Problems have the general form: given such-and-such data, find x. A huge variety of types of problem is addressed in AI. Some examples are: finding winning moves in board games; identifying people from their photographs; and planning series of movements that enable a robot to carry out a given task.

Problem-solving methods divide into special-purpose and general-purpose. A special-purpose method is tailor-made for a particular problem, and often exploits very specific features of the situation in which the problem is embedded. A general-purpose method is applicable to a wide range of different problems. One general-purpose technique used in AI is means-end analysis, which involves the step-by-step reduction of the difference between the current state and the goal state. The program selects actions from a list of means–which in the case of, say, a simple robot, might consist of pickup, putdown, moveforward, moveback, moveleft, and moveright–until the current state is transformed into the goal state.


In perception the environment is scanned by means of various sense-organs, real or artificial, and processes internal to the perceiver analyse the scene into objects and their features and relationships. Analysis is complicated by the fact that one and the same object may present many different appearances on different occasions, depending on the angle from which it is viewed, whether or not parts of it are projecting shadows, and so forth.

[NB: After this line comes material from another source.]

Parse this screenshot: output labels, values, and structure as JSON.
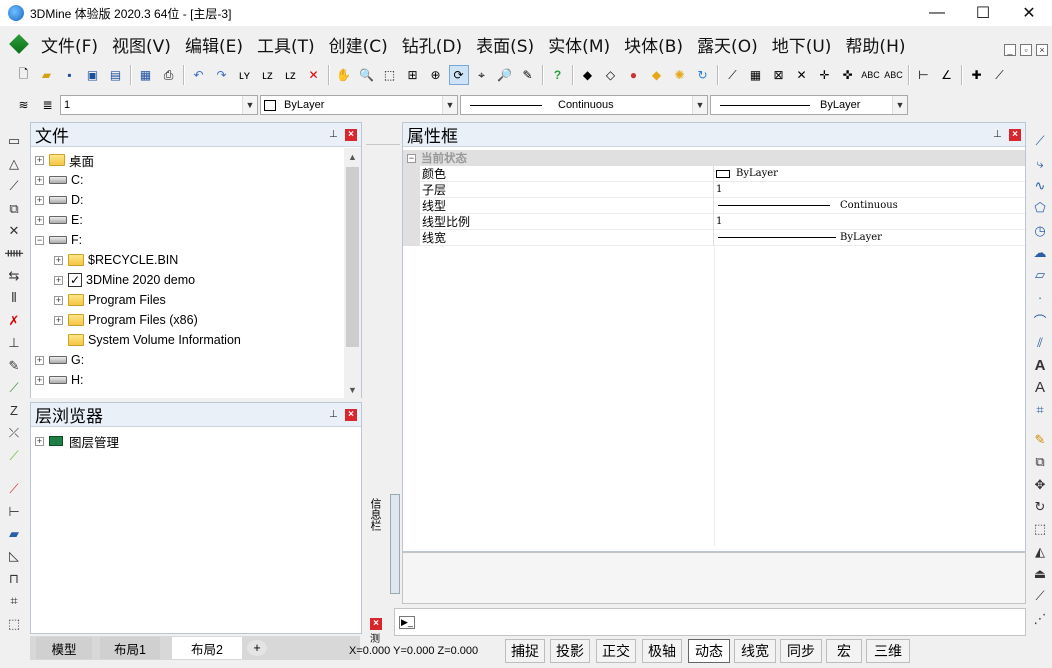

At present, artificial perception is sufficiently well advanced to enable a self-controlled car-like device to drive at moderate speeds on the open road, and a mobile robot to roam through a suite of busy offices searching for and clearing away empty soda cans. One of the earliest systems to integrate perception and action was FREDDY, a stationary robot with a moving TV ‘eye’ and a pincer ‘hand’ (constructed at Edinburgh University during the period 1966-1973 under the direction of Donald Michie). FREDDY was able to recognise a variety of objects and could be instructed to assemble simple artefacts, such as a toy car, from a random heap of components.


A language is a system of signs having meaning by convention. Traffic signs, for example, form a mini-language, it being a matter of convention that, for example, the hazard-ahead sign means hazard ahead. This meaning-by-convention that is distinctive of language is very different from what is called natural meaning, exemplified in statements like ‘Those clouds mean rain’ and ‘The fall in pressure means the valve is malfunctioning’.

Leave a Reply

%d bloggers like this: